Looking at the water

Point your camera at a reflection in a canal or a river, flip the image around and see what a liquid world looks like. Trees try to float up into the sky, lamp-posts become Chaplinesque, railings grope around corners, fish pass by windows and houses breathe in and out.

The Sting in Heine’s Tail

Here’s a literal translation of a very short poem by Heinrich Heine followed by the German original. The first two verses are predictable enough but …

I don’t believe in Heaven,
of which the little priest speaks;
I only believe in your eyes,
they are my heavenly light.

I don’t believe in the Lord God,
of whom the little priest speaks;
I only believe in your heart,
I have no other god.

I don’t believe in the Evil One,
in Hell and the torments of Hell;
I only believe in your eyes,
and in your evil heart Read more…

Zen and the Art of Taxation

Various shapes of “tax” to meditate on

Zen Buddhism has a number of koans, the most famous of which is “What is the sound of one hand clapping?”

Reflect long enough upon riddles like these and you may reach enlightenment, it is suggested.

I would think that the same effect could be attained by meditating on section 509 (a) of the US Tax Code, which reads:

For purposes of paragraph (3), an organization described in paragraph (2) shall be deemed to include an organization described in section 501(c)(4), (5), or (6) which would be described in paragraph (2) if it were an organization described in section 501(c)(3).

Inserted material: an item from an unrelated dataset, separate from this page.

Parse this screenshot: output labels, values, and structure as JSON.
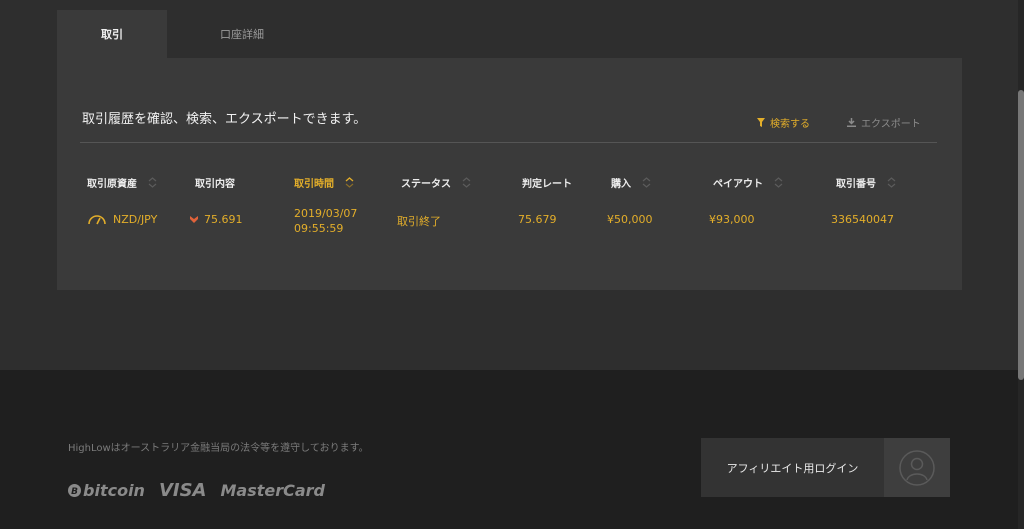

If this is the kind of thing they have to think about it is surprising that more tax consultants aren’t Zen monks. Read more…